We didn’t have the intangible that Europe has. We didn’t have what the Navy SEALs use. I’m not comparing golf to war, but they use small groups and guys have to rely on each other. Europe has it naturally. That’s the only thing that’s glaring to me. The discovery that Europe is bonded by small groups naturally was the real kicker for me when I was a captain. 
We went with the Navy SEALs concept and broke them into pods and based 
on their personalities. And we gave them ownership—they picked who filled out their pods. Europe has all of this naturally.

Has the PGA of America called to gauge your interest for 2018?

I would never rule it out, but I don’t expect a call. I’ve spoken with them a lot, but that’s not the discussion. The discussion is doing everything possible to create the best environment for 2016. It’s not about 2018. After the [Phil] Mickelson podium thing, I got tossed in the middle of that. The goal was to go to the PGA and articulate what I thought were problems. They needed to put a business model in place similar to what Europe has.

Does this model exist now, thanks to the newly created task force?

The PGA uses the same model to pick their presidents as Europe uses to pick their captains. You’ll see the captain with two future captains as assistants. They’ve got it! There’s no shocking difference from what happened two years ago to 2016. Whereas with us, you’ve got Davis Love one year, Tom Watson after that. It’s a big difference.

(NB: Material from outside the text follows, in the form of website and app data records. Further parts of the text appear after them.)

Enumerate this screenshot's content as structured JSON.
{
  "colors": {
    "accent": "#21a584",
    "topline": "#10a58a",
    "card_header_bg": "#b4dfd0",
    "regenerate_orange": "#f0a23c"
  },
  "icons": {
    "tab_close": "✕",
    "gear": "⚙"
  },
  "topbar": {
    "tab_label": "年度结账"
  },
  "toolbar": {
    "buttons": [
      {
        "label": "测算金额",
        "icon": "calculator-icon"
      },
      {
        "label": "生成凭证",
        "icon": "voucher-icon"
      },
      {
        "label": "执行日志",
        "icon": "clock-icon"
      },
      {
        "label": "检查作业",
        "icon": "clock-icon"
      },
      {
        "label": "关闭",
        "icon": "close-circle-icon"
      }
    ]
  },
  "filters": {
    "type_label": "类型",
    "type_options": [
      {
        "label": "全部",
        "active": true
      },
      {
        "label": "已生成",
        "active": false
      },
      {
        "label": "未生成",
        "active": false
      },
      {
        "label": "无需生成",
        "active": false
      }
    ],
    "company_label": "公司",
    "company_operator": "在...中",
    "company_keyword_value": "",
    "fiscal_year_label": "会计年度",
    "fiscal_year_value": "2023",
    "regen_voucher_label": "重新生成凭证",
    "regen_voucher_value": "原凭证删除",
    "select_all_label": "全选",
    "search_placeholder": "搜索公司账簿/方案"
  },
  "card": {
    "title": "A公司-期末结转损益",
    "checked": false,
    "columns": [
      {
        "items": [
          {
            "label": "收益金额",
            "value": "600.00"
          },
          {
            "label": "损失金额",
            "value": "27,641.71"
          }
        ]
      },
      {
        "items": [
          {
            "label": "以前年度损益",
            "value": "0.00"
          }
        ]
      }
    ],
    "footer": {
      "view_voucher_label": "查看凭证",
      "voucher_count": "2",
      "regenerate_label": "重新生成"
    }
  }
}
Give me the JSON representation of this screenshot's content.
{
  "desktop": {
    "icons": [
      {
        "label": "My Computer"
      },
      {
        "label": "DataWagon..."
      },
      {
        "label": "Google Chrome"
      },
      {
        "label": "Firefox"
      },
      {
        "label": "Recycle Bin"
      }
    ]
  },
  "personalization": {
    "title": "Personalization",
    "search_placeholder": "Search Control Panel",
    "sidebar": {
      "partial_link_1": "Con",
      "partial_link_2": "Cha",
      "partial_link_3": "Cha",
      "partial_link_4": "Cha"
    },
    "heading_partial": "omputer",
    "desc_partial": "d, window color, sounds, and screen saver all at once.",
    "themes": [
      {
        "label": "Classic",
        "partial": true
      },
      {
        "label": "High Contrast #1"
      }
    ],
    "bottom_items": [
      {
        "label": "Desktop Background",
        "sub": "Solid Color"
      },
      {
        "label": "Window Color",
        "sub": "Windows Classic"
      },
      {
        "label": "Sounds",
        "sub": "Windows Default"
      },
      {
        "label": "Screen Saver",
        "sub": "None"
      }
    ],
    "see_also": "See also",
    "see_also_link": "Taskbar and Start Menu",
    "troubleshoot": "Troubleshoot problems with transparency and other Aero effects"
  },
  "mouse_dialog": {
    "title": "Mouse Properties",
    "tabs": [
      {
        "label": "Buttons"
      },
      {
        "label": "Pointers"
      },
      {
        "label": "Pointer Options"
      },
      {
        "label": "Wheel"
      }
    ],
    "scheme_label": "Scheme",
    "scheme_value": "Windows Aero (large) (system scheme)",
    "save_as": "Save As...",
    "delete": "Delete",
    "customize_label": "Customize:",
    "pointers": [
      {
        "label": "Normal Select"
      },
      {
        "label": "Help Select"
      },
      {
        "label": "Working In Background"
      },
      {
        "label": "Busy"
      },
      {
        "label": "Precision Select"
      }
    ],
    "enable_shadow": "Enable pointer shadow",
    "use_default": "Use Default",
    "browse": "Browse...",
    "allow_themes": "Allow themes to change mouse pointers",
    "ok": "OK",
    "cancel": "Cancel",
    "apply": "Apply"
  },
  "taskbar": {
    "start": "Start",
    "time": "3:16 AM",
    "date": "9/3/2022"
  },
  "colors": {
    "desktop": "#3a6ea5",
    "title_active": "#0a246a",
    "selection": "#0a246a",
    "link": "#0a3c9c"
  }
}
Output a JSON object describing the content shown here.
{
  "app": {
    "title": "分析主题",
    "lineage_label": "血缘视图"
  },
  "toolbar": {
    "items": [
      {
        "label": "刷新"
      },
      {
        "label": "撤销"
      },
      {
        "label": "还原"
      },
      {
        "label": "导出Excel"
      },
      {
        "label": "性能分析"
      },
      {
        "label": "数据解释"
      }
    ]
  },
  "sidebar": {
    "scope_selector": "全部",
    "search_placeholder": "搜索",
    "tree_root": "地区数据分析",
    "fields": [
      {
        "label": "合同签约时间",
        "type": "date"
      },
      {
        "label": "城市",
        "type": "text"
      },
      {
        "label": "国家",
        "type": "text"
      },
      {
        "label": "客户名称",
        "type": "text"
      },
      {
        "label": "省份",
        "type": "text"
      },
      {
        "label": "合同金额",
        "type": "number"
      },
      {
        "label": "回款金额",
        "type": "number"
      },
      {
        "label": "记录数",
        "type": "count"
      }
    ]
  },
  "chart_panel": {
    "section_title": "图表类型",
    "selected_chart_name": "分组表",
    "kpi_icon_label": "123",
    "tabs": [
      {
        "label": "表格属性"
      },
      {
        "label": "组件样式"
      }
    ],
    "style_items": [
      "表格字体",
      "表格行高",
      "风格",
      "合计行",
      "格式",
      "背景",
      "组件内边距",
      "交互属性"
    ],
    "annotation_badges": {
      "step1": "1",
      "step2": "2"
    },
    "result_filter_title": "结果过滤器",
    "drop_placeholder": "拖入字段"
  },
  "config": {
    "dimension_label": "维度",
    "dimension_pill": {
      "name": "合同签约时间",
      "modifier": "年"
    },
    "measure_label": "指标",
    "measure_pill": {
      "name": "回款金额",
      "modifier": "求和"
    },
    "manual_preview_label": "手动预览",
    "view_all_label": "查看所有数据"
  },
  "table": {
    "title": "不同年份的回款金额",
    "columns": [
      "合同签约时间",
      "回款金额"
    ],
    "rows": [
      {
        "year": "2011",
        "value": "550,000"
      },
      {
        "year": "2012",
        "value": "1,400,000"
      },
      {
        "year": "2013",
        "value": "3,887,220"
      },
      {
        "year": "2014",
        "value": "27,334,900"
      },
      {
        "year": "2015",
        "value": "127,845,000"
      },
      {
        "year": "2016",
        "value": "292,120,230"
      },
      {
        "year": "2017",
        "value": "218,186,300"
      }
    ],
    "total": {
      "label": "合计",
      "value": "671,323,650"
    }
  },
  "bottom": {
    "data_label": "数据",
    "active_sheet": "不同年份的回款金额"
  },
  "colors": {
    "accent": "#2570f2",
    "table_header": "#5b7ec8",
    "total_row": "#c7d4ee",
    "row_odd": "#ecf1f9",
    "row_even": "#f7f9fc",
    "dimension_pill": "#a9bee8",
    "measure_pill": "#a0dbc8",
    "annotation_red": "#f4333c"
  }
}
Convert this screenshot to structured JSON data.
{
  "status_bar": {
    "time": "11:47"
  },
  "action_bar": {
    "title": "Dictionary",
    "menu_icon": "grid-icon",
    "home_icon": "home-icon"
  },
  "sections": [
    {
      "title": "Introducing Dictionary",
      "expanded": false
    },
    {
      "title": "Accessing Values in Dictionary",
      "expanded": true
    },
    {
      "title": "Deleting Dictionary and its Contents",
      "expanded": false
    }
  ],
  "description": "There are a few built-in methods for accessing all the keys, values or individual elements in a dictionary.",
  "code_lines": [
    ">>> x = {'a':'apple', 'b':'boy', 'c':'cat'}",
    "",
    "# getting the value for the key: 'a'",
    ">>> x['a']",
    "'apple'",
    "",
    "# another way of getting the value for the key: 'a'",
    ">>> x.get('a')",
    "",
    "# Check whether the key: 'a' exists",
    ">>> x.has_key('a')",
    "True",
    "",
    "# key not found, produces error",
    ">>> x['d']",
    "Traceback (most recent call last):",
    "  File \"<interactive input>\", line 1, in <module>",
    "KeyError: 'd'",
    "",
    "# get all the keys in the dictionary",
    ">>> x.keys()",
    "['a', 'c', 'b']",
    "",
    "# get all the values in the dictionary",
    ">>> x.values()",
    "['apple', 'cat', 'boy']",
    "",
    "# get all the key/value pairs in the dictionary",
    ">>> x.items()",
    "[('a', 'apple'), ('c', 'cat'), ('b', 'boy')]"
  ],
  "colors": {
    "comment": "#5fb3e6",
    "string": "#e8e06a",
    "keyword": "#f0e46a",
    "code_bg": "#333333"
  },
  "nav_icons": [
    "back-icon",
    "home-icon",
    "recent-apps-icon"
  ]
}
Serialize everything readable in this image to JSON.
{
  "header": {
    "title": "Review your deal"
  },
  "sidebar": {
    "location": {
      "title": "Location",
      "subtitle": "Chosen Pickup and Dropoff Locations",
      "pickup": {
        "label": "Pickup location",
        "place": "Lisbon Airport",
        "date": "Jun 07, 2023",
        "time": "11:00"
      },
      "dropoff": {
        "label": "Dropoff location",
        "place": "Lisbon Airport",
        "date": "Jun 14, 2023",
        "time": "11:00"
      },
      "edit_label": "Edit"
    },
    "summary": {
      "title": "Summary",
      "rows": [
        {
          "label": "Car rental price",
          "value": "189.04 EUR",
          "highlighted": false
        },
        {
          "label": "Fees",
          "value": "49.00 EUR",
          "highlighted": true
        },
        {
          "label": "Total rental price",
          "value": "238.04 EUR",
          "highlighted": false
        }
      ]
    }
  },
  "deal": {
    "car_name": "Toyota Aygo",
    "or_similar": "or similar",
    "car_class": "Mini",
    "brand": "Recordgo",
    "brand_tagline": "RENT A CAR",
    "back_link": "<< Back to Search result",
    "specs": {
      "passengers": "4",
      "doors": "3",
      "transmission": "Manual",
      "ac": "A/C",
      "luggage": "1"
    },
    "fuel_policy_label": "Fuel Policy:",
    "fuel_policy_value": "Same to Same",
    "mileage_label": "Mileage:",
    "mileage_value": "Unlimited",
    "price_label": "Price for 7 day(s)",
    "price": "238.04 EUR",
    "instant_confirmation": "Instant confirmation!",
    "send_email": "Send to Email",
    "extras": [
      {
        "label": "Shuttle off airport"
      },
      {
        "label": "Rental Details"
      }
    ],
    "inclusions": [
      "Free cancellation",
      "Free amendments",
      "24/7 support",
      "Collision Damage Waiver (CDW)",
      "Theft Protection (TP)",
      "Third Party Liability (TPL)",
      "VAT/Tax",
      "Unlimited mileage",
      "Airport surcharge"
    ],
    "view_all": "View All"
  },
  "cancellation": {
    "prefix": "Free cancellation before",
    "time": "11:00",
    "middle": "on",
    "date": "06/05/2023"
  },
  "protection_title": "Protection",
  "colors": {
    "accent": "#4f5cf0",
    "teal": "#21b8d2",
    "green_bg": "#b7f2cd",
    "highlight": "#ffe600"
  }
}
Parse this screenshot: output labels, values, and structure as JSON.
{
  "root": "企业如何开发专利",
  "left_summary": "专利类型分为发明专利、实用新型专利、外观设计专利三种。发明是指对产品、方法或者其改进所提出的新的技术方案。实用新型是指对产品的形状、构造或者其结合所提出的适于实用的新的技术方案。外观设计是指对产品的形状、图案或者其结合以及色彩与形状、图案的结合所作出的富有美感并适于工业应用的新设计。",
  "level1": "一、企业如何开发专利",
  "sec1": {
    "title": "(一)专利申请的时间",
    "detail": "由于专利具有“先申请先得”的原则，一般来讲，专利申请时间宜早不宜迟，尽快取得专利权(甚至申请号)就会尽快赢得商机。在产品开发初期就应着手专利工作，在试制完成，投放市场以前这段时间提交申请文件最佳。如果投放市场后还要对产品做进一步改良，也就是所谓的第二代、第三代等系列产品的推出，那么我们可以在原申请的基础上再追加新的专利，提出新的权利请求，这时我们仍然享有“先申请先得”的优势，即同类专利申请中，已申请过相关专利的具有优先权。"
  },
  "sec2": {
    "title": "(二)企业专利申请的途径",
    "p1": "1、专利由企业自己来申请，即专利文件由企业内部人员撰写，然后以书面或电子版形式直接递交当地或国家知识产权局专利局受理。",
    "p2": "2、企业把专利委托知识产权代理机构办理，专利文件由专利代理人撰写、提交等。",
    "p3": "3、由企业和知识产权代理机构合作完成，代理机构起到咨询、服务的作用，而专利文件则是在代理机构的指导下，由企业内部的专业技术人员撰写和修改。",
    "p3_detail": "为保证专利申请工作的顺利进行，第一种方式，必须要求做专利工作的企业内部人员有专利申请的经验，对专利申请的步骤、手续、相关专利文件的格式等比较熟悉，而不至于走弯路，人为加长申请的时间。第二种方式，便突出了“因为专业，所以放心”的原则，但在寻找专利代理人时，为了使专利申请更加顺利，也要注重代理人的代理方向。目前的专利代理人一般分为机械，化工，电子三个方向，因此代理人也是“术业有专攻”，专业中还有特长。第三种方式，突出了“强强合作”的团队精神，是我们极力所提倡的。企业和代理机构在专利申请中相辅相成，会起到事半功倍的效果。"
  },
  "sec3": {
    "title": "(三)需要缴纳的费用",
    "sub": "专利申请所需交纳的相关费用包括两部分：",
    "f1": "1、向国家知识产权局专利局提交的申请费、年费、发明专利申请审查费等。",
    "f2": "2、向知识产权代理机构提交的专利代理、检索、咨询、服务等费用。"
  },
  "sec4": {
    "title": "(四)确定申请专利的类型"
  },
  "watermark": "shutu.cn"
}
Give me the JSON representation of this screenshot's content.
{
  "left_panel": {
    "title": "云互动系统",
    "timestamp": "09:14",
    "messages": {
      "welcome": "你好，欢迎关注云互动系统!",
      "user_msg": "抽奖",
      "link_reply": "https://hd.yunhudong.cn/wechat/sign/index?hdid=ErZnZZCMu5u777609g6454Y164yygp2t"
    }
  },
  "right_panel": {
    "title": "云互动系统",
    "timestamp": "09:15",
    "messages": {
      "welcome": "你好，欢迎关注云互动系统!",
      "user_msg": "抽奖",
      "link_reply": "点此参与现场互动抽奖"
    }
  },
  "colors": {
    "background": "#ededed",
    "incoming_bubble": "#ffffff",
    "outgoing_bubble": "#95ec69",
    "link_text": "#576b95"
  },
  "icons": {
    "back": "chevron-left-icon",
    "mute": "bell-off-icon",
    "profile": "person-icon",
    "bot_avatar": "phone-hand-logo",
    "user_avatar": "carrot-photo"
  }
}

Would you take the job in 2018?

I’ll say this: not if we win in 2016.